## HOW TO COMPLETE THIS TASK:
If a line in the entries below includes "screenshot", pick it out and copy it.
[[ DATA FOR ANALYSIS open ]]
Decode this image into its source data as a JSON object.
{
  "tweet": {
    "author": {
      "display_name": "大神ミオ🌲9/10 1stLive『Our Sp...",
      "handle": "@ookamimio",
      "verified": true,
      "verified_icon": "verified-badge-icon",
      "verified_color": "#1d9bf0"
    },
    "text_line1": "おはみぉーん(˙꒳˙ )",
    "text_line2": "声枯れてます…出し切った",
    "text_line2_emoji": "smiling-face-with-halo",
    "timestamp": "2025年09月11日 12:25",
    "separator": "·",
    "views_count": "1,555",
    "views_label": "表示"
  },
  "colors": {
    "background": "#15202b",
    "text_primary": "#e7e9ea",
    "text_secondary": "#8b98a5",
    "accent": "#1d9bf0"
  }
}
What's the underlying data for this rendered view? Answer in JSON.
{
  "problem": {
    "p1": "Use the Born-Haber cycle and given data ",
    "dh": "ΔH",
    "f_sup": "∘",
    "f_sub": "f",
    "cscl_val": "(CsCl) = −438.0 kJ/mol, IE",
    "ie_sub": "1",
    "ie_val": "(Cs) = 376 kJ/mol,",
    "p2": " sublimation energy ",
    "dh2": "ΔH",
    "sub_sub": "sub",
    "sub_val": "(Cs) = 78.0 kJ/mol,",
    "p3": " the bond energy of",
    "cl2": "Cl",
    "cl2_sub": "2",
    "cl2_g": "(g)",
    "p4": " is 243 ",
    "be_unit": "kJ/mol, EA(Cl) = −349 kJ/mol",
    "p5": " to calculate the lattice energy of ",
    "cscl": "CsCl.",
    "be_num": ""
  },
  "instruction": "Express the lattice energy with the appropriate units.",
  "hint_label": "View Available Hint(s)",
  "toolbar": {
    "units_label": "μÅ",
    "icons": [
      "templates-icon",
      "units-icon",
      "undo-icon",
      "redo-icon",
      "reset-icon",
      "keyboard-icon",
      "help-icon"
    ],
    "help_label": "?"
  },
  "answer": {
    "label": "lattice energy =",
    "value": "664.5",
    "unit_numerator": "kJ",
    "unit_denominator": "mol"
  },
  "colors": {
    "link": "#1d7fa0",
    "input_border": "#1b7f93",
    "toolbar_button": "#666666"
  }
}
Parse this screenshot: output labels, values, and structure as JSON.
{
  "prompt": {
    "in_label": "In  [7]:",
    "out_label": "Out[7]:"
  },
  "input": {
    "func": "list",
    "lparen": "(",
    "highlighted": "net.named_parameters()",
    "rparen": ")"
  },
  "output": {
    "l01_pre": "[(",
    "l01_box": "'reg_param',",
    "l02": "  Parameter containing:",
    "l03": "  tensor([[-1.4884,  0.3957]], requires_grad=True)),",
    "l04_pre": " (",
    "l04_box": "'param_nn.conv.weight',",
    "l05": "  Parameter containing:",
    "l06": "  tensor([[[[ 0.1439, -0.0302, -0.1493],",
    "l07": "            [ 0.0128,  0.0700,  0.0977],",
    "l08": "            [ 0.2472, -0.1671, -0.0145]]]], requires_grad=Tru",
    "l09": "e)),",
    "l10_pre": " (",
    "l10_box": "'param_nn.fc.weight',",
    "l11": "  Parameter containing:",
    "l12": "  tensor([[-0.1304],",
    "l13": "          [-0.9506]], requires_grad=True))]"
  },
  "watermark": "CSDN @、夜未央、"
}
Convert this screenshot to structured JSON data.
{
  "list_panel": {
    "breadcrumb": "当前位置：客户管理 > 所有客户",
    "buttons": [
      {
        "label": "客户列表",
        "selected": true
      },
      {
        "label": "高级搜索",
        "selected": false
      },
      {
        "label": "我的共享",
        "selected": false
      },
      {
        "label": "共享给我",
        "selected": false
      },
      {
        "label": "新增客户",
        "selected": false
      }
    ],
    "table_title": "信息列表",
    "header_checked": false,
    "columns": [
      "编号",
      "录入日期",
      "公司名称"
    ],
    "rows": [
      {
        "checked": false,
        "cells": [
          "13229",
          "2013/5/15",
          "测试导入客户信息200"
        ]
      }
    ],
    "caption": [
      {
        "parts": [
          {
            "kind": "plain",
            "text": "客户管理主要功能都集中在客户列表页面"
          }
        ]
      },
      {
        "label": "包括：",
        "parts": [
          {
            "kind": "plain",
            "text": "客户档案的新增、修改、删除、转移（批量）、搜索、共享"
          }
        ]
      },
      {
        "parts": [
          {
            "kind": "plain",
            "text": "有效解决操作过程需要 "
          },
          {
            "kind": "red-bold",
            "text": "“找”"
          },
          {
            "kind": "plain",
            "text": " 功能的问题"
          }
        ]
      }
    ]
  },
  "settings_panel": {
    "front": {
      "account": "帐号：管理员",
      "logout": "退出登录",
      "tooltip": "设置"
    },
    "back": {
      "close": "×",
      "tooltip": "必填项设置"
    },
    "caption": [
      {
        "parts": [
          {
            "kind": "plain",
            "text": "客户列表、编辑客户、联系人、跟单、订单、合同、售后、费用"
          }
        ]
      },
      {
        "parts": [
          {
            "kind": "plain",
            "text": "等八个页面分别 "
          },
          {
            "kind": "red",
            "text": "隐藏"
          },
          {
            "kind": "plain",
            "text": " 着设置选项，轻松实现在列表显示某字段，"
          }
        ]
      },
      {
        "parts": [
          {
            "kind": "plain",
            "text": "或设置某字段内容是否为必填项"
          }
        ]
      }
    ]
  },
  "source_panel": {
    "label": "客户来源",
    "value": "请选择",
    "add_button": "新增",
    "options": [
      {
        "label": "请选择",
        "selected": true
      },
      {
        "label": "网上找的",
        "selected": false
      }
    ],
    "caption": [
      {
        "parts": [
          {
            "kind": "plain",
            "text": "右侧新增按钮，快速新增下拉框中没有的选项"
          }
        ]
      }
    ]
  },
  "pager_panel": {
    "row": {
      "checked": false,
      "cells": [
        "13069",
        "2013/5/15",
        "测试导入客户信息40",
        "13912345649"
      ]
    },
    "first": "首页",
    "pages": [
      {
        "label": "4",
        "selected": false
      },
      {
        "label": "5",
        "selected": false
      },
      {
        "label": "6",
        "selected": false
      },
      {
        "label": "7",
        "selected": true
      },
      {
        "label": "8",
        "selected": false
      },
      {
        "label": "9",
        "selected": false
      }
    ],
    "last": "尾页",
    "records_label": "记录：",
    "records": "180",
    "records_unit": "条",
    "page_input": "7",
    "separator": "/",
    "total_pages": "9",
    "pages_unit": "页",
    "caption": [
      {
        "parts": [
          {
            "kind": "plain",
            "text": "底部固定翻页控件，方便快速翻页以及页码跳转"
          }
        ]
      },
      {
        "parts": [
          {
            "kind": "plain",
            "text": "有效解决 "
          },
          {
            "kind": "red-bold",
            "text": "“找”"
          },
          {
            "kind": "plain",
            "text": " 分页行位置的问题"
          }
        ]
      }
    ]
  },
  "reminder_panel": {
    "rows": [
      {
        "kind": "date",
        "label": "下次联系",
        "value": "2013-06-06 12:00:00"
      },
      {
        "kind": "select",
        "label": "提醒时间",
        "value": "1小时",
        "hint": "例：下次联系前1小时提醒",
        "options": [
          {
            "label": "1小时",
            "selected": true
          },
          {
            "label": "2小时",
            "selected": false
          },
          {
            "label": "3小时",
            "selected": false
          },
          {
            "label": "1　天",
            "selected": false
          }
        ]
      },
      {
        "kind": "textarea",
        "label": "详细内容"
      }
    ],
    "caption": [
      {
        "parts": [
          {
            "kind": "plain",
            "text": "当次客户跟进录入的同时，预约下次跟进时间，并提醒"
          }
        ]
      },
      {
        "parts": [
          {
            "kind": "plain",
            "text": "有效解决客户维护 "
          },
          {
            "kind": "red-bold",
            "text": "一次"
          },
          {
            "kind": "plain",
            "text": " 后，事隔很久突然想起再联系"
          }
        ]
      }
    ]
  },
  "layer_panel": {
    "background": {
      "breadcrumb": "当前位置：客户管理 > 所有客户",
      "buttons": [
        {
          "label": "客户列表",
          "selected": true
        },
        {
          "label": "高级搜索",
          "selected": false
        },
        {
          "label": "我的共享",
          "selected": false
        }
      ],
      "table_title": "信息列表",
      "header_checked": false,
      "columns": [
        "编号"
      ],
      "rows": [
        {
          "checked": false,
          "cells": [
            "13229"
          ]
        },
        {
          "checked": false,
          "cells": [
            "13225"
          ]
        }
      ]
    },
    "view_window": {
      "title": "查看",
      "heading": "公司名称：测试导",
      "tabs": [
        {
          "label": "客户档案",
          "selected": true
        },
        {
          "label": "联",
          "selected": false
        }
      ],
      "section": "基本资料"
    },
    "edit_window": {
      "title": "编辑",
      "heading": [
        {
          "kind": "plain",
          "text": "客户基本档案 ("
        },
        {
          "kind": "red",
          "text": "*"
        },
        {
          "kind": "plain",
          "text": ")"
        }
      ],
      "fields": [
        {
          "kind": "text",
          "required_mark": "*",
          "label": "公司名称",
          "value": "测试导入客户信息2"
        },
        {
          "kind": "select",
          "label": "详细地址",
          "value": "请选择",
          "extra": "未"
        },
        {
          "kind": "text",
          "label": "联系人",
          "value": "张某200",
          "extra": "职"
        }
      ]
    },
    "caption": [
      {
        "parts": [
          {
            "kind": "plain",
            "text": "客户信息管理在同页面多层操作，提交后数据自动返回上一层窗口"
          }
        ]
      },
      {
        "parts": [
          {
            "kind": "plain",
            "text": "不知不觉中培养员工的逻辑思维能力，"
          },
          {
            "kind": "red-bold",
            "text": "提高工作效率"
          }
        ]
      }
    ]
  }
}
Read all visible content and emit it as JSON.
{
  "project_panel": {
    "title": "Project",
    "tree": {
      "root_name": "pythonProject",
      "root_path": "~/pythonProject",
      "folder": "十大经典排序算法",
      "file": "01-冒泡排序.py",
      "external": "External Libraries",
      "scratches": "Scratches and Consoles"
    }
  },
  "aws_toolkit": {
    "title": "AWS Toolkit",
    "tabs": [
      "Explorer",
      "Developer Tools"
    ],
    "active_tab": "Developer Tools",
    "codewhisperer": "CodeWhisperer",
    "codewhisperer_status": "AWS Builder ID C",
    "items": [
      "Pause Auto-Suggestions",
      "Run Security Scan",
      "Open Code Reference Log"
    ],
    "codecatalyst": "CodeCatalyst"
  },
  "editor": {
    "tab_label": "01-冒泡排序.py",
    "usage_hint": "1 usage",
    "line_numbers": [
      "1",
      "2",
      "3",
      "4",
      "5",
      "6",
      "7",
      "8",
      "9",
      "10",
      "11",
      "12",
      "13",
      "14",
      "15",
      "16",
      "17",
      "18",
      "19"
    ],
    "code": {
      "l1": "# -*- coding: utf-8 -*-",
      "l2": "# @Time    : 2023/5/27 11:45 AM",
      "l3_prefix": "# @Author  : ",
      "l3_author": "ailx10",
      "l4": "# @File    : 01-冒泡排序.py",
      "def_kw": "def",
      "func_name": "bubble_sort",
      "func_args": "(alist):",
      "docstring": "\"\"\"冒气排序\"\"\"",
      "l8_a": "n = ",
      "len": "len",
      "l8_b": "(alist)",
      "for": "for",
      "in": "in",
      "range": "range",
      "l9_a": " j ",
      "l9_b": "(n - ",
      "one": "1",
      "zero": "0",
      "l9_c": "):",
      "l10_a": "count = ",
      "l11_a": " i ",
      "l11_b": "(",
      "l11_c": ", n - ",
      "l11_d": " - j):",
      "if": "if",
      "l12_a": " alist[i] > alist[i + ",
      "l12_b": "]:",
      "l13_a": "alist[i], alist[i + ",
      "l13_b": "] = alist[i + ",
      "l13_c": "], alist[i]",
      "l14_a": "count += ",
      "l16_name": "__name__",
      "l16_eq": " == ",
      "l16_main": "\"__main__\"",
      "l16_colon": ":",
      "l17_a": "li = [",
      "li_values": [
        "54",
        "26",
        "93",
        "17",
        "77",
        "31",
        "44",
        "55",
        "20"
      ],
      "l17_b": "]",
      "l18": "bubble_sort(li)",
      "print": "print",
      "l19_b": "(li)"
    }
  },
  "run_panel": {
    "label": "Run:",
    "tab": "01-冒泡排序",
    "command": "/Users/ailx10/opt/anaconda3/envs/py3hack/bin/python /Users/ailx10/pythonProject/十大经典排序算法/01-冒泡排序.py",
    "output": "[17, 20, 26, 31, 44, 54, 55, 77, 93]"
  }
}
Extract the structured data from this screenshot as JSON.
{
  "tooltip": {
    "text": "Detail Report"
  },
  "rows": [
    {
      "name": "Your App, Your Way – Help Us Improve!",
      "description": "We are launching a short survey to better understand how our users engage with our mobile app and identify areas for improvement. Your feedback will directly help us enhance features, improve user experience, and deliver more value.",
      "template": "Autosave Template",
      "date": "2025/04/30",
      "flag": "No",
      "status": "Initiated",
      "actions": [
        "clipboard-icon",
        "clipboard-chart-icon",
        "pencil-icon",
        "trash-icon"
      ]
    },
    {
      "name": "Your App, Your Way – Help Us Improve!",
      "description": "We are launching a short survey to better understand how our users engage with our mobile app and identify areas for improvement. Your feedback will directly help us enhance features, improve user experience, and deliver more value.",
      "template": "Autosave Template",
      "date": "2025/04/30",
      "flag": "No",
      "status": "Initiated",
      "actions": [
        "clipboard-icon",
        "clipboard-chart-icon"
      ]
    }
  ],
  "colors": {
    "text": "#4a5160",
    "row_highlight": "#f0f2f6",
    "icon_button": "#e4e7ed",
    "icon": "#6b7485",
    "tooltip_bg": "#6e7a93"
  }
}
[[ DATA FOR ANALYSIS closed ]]
## ANSWER SPACE:
Parse this screenshot: output labels, values, and structure as JSON.
Convert this screenshot to structured JSON data.
Extract the structured data from this screenshot as JSON.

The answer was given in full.